Supplied data:
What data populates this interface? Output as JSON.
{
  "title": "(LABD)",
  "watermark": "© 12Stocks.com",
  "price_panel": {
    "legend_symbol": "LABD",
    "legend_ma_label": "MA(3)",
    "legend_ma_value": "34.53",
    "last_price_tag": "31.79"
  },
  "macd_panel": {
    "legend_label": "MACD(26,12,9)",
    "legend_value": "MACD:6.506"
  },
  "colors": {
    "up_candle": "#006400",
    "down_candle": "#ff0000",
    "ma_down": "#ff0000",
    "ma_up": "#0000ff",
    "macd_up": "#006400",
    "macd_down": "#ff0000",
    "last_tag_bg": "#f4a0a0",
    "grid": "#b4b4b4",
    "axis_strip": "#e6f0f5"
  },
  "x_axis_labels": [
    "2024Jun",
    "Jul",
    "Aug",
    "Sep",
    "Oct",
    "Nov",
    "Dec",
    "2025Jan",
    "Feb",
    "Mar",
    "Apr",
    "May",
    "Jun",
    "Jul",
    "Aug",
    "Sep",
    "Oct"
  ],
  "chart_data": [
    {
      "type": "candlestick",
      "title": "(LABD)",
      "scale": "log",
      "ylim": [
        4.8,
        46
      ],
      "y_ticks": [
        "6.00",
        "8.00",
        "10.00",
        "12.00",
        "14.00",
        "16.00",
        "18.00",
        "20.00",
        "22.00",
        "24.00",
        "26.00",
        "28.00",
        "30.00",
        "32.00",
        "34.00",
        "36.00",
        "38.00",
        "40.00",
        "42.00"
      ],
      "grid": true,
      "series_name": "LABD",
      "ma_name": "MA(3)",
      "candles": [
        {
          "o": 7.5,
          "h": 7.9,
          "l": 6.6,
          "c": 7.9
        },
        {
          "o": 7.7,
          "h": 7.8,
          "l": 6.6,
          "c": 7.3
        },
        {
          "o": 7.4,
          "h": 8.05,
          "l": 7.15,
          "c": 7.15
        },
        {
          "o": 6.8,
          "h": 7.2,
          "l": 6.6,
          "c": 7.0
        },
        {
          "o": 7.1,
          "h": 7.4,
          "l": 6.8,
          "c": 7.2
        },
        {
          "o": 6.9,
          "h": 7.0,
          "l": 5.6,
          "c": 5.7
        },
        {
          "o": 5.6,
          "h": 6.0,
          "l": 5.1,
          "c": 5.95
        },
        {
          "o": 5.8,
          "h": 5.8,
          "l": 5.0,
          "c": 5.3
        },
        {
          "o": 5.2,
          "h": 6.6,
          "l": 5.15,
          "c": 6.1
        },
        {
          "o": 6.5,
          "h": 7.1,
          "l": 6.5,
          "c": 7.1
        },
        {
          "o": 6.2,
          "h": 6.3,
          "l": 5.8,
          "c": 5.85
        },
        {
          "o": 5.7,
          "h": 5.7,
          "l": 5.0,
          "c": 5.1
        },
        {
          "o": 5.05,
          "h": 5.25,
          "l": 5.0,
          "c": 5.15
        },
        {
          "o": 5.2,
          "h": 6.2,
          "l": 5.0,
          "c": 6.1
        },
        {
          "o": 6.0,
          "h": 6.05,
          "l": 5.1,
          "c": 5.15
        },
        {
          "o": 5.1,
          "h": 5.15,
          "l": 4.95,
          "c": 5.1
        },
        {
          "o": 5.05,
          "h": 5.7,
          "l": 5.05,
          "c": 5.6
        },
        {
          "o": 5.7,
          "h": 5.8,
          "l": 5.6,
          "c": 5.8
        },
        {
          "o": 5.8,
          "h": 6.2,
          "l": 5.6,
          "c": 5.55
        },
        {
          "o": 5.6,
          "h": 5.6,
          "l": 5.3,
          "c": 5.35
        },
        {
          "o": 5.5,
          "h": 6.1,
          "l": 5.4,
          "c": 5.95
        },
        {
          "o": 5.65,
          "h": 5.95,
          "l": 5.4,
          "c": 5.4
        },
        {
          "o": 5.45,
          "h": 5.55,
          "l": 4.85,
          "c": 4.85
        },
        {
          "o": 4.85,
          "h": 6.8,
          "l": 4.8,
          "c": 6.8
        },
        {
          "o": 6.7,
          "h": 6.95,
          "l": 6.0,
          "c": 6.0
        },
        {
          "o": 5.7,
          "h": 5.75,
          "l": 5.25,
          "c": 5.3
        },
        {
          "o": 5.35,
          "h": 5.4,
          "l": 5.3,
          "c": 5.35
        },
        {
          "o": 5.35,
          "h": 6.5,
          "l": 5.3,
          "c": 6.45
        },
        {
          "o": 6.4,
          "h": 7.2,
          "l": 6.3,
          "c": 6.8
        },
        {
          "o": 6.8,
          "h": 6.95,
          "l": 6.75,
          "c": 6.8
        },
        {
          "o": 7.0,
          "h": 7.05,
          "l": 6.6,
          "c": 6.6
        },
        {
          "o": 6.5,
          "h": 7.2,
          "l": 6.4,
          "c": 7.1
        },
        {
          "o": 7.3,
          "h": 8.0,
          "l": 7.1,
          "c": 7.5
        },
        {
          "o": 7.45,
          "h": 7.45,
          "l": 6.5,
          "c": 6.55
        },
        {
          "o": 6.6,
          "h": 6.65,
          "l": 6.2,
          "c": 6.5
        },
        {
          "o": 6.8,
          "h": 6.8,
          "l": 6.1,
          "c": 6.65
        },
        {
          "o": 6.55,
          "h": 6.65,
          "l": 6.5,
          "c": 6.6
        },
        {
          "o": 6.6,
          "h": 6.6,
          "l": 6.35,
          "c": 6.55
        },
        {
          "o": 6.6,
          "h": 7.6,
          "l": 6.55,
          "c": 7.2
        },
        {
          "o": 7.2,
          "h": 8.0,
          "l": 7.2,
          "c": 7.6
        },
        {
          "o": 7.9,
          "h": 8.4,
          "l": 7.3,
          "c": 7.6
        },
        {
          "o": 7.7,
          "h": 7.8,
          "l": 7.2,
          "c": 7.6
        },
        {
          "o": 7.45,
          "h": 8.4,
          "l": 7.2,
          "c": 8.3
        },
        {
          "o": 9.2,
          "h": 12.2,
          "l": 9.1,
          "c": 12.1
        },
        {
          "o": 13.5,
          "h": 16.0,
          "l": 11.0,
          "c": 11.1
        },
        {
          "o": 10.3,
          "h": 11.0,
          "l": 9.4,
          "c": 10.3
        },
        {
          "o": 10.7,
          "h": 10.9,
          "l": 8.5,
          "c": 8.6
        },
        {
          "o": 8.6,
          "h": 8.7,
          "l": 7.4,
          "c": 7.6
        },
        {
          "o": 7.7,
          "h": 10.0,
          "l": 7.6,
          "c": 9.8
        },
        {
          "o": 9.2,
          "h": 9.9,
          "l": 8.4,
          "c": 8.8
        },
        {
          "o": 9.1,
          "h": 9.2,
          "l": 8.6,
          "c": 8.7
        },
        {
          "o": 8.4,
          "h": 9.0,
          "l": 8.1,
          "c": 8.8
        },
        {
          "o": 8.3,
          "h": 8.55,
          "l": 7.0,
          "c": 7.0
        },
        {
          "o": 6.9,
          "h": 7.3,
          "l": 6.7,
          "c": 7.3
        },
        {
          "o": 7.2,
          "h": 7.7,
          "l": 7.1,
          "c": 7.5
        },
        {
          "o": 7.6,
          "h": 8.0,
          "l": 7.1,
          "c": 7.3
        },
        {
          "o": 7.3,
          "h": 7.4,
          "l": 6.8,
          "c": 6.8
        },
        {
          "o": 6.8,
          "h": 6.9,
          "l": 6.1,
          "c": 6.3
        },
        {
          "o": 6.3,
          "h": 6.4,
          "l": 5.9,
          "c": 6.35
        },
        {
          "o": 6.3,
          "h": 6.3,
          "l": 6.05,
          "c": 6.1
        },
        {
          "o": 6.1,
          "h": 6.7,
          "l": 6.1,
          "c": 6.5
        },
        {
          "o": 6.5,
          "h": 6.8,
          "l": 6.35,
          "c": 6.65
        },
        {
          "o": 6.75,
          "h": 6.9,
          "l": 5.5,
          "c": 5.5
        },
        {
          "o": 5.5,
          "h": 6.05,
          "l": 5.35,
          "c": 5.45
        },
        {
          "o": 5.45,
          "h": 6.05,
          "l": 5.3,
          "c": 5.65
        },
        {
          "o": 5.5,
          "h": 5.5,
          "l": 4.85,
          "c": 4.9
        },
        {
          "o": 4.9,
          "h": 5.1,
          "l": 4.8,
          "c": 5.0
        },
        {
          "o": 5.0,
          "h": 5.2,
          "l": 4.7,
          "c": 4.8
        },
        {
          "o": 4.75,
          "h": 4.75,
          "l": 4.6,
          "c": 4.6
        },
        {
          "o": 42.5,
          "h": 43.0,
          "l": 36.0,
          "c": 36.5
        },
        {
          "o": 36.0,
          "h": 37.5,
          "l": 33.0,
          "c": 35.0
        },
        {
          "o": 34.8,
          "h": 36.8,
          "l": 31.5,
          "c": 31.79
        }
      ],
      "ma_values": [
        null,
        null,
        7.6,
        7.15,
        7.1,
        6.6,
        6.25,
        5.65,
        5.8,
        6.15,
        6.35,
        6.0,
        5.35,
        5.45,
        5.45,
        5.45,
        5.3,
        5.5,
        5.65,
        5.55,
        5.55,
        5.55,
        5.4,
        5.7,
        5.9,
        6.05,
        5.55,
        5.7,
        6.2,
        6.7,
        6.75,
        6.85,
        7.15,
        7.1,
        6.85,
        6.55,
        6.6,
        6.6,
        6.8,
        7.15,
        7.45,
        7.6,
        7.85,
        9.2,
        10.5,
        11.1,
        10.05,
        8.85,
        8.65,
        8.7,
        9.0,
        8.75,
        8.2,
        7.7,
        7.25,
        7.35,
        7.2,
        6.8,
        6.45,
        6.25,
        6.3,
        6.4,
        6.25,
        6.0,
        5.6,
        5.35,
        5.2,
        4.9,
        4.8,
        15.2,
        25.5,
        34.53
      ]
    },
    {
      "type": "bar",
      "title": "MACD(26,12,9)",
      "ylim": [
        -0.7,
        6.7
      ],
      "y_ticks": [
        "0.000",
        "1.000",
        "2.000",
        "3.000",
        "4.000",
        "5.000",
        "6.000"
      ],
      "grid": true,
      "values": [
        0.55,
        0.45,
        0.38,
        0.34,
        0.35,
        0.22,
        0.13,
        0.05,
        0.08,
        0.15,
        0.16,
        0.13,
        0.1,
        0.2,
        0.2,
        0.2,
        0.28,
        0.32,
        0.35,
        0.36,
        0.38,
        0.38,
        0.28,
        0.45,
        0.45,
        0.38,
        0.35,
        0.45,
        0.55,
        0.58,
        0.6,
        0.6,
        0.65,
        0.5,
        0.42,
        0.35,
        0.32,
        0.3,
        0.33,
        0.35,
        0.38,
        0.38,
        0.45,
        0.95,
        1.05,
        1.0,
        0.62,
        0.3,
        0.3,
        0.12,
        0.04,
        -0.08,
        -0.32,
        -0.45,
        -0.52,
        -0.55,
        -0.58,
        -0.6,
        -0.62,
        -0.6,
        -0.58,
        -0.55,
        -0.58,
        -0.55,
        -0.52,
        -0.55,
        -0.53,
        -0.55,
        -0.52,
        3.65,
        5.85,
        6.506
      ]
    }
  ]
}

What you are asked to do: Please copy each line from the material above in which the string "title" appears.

Solution:
  "title": "(LABD)",
      "title": "(LABD)",
      "title": "MACD(26,12,9)",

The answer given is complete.